Case in point is a commentary I read in late June that praises the Centers for Disease Control and Prevention's planned shift of funds, beginning in 2004, away from traditional HIV prevention programs and toward widespread antibody testing. The commentator, Joe S. McIlhaney Jr., MD, calls this 'a bold and important policy change that will help us begin to reduce the rate of HIV infection in the United States. [The CDC] has taken a first step toward treating HIV/AIDS like a public-health challenge, not a political issue.' McIlhaney, who is president and founder of the Medical Institute for Sexual Health, likens the CDC's recommendation that HIV testing become a routine part of medical care to cholesterol screening. He also says that the CDC should have reacted toward HIV when it appeared 20-plus years ago as it did with the appearance of severe acute respiratory syndrome'that is, to screen individuals, track the carriers, and notify individuals who had been in contact with SARS patients. Instead of following this standard public-health approach to infectious-disease control methods, McIlhaney says, the CDC got caught up in the debate over gay rights and privacy issues. Thus his comment about HIV having been treated as a political issue and not a disease.

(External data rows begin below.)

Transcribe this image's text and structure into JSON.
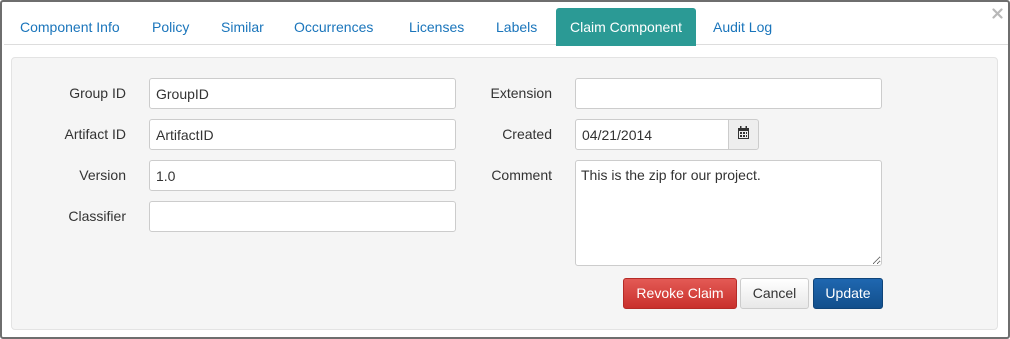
{
  "tabs": [
    {
      "label": "Component Info"
    },
    {
      "label": "Policy"
    },
    {
      "label": "Similar"
    },
    {
      "label": "Occurrences"
    },
    {
      "label": "Licenses"
    },
    {
      "label": "Labels"
    },
    {
      "label": "Claim Component",
      "active": true
    },
    {
      "label": "Audit Log"
    }
  ],
  "close_icon": "close-icon",
  "form": {
    "group_id": {
      "label": "Group ID",
      "value": "GroupID"
    },
    "artifact_id": {
      "label": "Artifact ID",
      "value": "ArtifactID"
    },
    "version": {
      "label": "Version",
      "value": "1.0"
    },
    "classifier": {
      "label": "Classifier",
      "value": ""
    },
    "extension": {
      "label": "Extension",
      "value": ""
    },
    "created": {
      "label": "Created",
      "value": "04/21/2014",
      "icon": "calendar-icon"
    },
    "comment": {
      "label": "Comment",
      "value": "This is the zip for our project."
    }
  },
  "buttons": {
    "revoke": "Revoke Claim",
    "cancel": "Cancel",
    "update": "Update"
  },
  "colors": {
    "active_tab": "#2b9a95",
    "tab_link": "#1a75bb",
    "danger": "#d9534f",
    "primary": "#16589c"
  }
}
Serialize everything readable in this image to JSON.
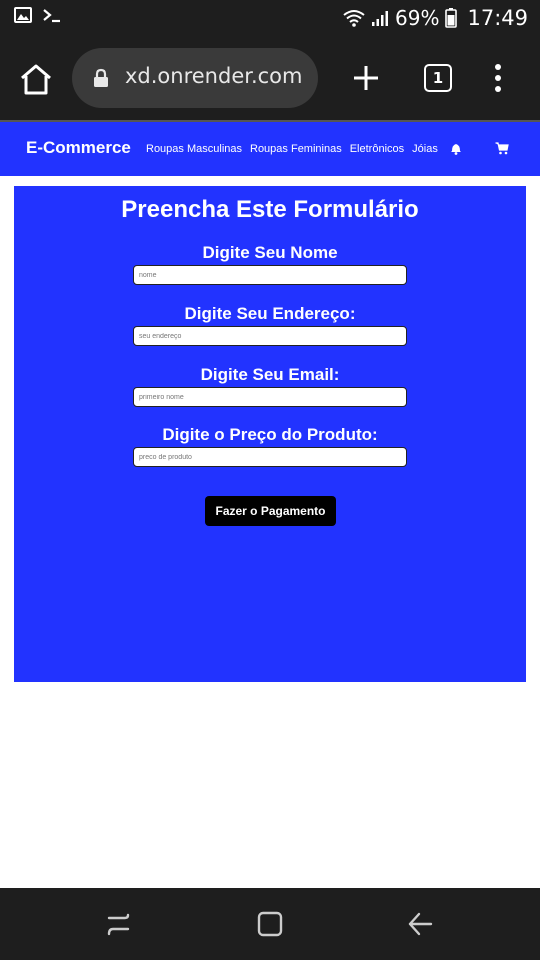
{
  "status_bar": {
    "battery": "69%",
    "time": "17:49"
  },
  "browser": {
    "url": "xd.onrender.com",
    "tab_count": "1"
  },
  "navbar": {
    "brand": "E-Commerce",
    "links": [
      "Roupas Masculinas",
      "Roupas Femininas",
      "Eletrônicos",
      "Jóias"
    ],
    "icons": [
      "bell-icon",
      "cart-icon"
    ]
  },
  "form": {
    "title": "Preencha Este Formulário",
    "fields": [
      {
        "label": "Digite Seu Nome",
        "placeholder": "nome",
        "value": ""
      },
      {
        "label": "Digite Seu Endereço:",
        "placeholder": "seu endereço",
        "value": ""
      },
      {
        "label": "Digite Seu Email:",
        "placeholder": "primeiro nome",
        "value": ""
      },
      {
        "label": "Digite o Preço do Produto:",
        "placeholder": "preco de produto",
        "value": ""
      }
    ],
    "submit_label": "Fazer o Pagamento"
  },
  "colors": {
    "accent": "#2233ff",
    "chrome": "#1e1e1e",
    "button": "#000000"
  }
}
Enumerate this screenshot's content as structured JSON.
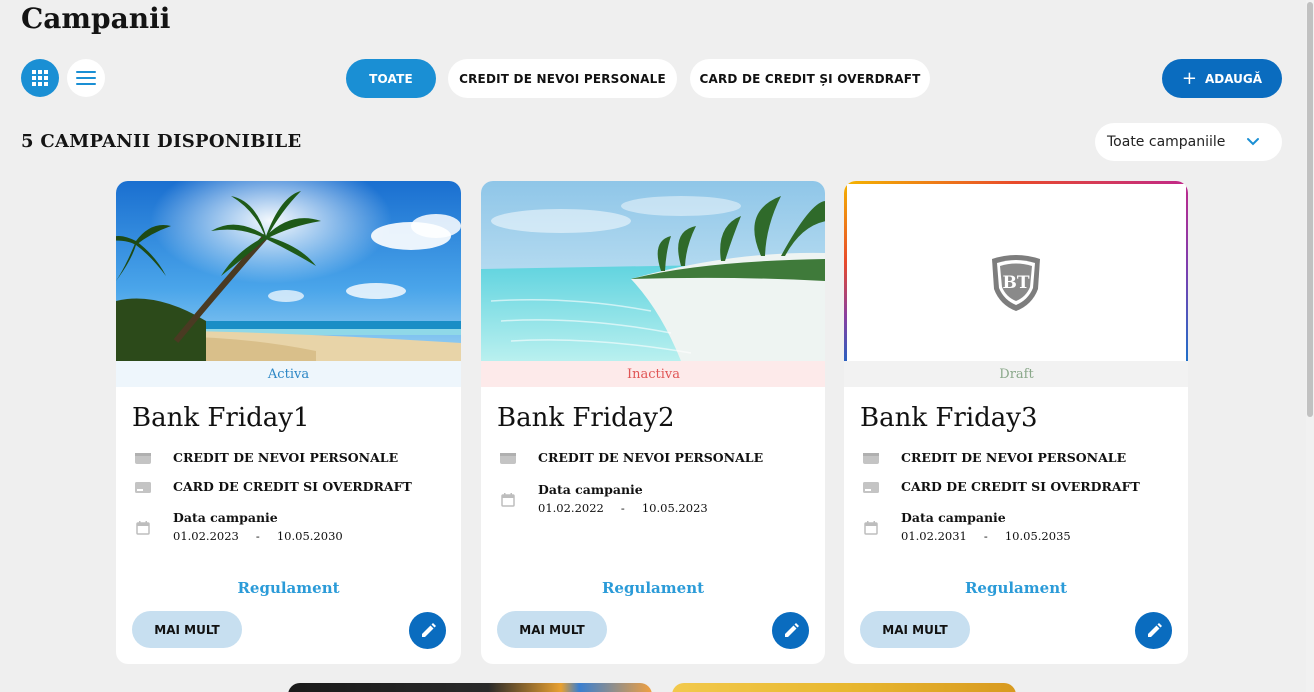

I do not deny that McIlhaney has a point when he says that the overall HIV infection rate in this country is not dropping and that, in fact, among some at-risk populations the rate is increasing. I agree that this is a problem and that something about our prevention efforts is not working. It probably would not be a bad idea if antibody testing became a routine part of medical care. All people need to realize that they are more affected by and at risk of HIV infection than they want to believe. But I cannot buy into most of what this man says. With cholesterol screening, for example, when your physician tells you that your level is too high, you work together to remedy the situation. Once you have HIV, you have it for life. As for his SARS analogy, well, HIV is not contagious; it is communicable but not contagious. There is a big difference.
With further research I found that McIlhaney's Medical Institute for Sexual Health advocates that 'we must actively promote risk elimination, rather than just risk reduction.' Being at the self-proclaimed forefront of work on the 'worldwide epidemics of nonmarital pregnancy and sexually transmitted disease,' the institute points out that the 'only 100% effective way to avoid nonmarital pregnancy and STD infection is to avoid sexual activity outside a mutually faithful lifelong relationship'marriage.'
In a perfect world, life truly would be this simplistic. But we cannot expect that it ever will be. Advocates at AIDS service organizations are up in arms over the CDC plan; you can read about their concerns in our overview of the Midwest in this issue. Even though HIV testing is important for maintaining health as well as risk reduction, once a counselor tells someone that he or she has HIV, it is way too late to prevent that person from getting it. Strong prevention programs are important tools, and any plan will have to incorporate them in a broad-reaching and realistic way. Crippling these programs will doom us further.
Until next time, be aware'beware wolves in sheep's clothing'and be well.